Great article in the Dec. 4 Pioneer Press on the mysterious Dean D. Johnson, the St. Paul boy who grew up in the Dayton’s Bluff and Payne-Phalen neighborhoods, graduated from Hamline University and then went to Europe. He made a lot of money and now fashions himself a developer. And get this — he loves talented architects.
Sooch on developer Dean D. Johnson|
St. Paul Pioneer Press columnist Joe Soucheray muses on Dean D. Johnson, the Brussels-based developer the paper dubbed as “mysterious” on Monday. Johnson, as has been noted here and here in recent days, has big plans for revitalizing the city’s downtown and hiring top-notch architecture talent to do it.
Sooch, like many observers, is excited by the prospect of a man with deep pockets, vision and is a hometown boy. “Man alive, let’s go, here,” writes Sourcheray. But the columnist also cautions that St. Paul has seen its share of developers who “dazzled us with their sharply cut suits and inflections of various European accents.”
Johnson proposes two big changes for downtown St. Paul. He’s one of two developers that wants to remake the Ramsey County Jail site overlooking the Misssissippi River into condos, but he’s hired Harvard Huniversity Professor Toshiko Mori as his architect. His firm — Wingfield Corp. N.V. of Brussels, Belgium — has also hired London architect David Adjaye to design a 40-story hotel/office/condo project called Wabasha Tower on a vacant lot across the street from Macy’s, also in downtown St. Paul.
Let’s see. The guy has money (his firm already owns the land for the proposed hotel/office/condo project). He’s local (in a way). And he hires architects unafraid of risk taking. So what’s the problem?
“What I say is, ‘Why don’t you get one project gong and then start talking about the others?” says Dave Thune, St. Paul council member.
Says John Manillo of the CapitolRiver Council, “He’s going around buying [land] and nobody knows the guy, and he hasn’t done anything yet.”

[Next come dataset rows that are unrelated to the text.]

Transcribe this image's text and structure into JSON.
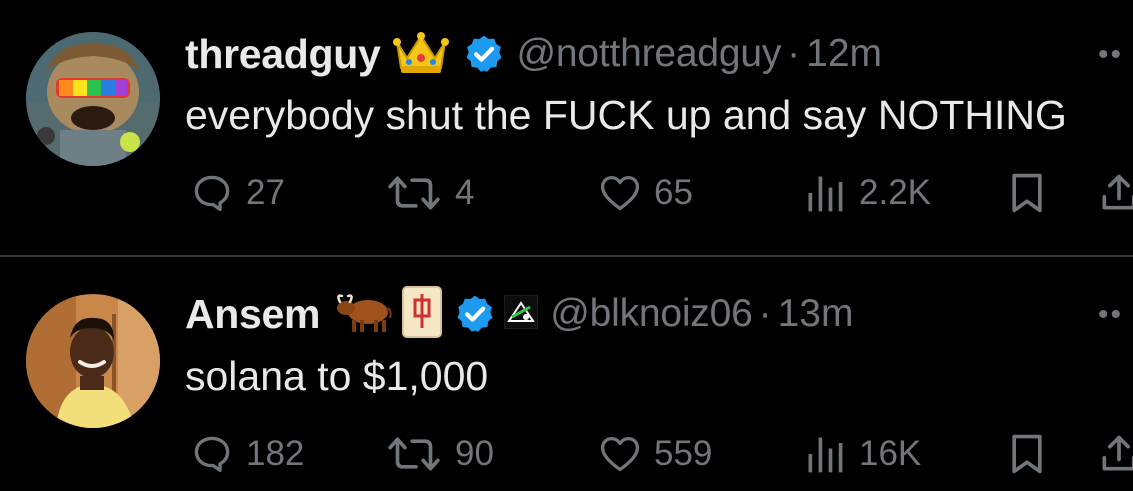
{
  "tweets": [
    {
      "author_name": "threadguy",
      "badge_icon": "crown-emoji",
      "verified_icon": "verified-badge-icon",
      "handle": "@notthreadguy",
      "separator": "·",
      "time": "12m",
      "text": "everybody shut the FUCK up and say NOTHING",
      "reply_count": "27",
      "repost_count": "4",
      "like_count": "65",
      "view_count": "2.2K"
    },
    {
      "author_name": "Ansem",
      "badge_icons": [
        "ox-emoji",
        "mahjong-red-dragon-emoji",
        "verified-badge-icon",
        "affiliate-badge-icon"
      ],
      "handle": "@blknoiz06",
      "separator": "·",
      "time": "13m",
      "text": "solana to $1,000",
      "reply_count": "182",
      "repost_count": "90",
      "like_count": "559",
      "view_count": "16K"
    }
  ],
  "colors": {
    "background": "#000000",
    "primary_text": "#e7e9ea",
    "secondary_text": "#71767b",
    "verified_blue": "#1d9bf0",
    "divider": "#2f3336"
  }
}
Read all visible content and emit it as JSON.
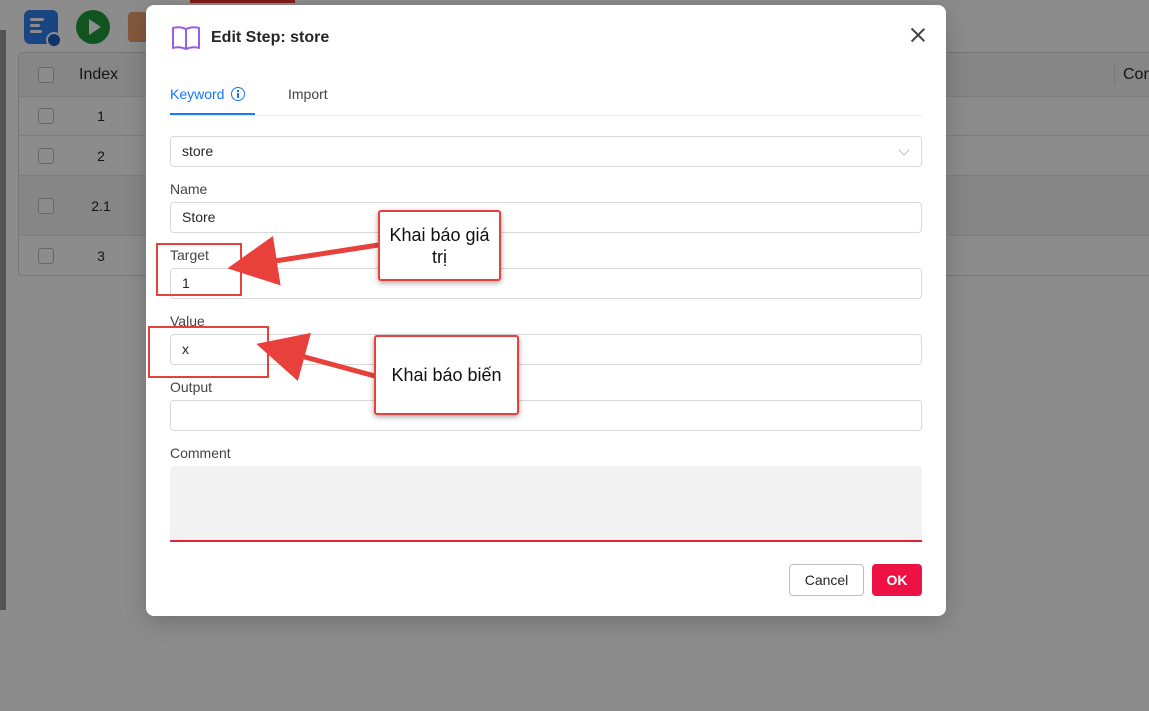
{
  "table": {
    "header": {
      "index": "Index",
      "comment_partial": "Con"
    },
    "rows": [
      {
        "index": "1"
      },
      {
        "index": "2"
      },
      {
        "index": "2.1"
      },
      {
        "index": "3"
      }
    ]
  },
  "modal": {
    "title": "Edit Step: store",
    "tabs": {
      "keyword": "Keyword",
      "import": "Import"
    },
    "keyword_select": "store",
    "fields": {
      "name_label": "Name",
      "name_value": "Store",
      "target_label": "Target",
      "target_value": "1",
      "value_label": "Value",
      "value_value": "x",
      "output_label": "Output",
      "output_value": "",
      "comment_label": "Comment",
      "comment_value": ""
    },
    "buttons": {
      "cancel": "Cancel",
      "ok": "OK"
    }
  },
  "annotations": {
    "callout_target": "Khai báo giá trị",
    "callout_value": "Khai báo biến",
    "color": "#e8413b"
  },
  "colors": {
    "accent": "#1677ff",
    "primary_button": "#ee1144"
  }
}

Two other quick points: Andrew Baluveldt, design director at the Walker Art Center, describes the hotel/office/condo skyscraper designed by Adjaye this way: “If you took a regular rectangular building and put two slices into it and jogged out the middle section — it’s kind of a feat.” You can watch Adjaye’s presenation at Walker Channel, the museum’s source for archived video. He shows slides of the St. Paul design near the end of the presentation.
And finally, Dean J. Johnson loves his hometown. He says its downtown is much more similar to NYC than that city across the river. “It feels much more like TriBeCa or SoHo than anything in Minneapolis.”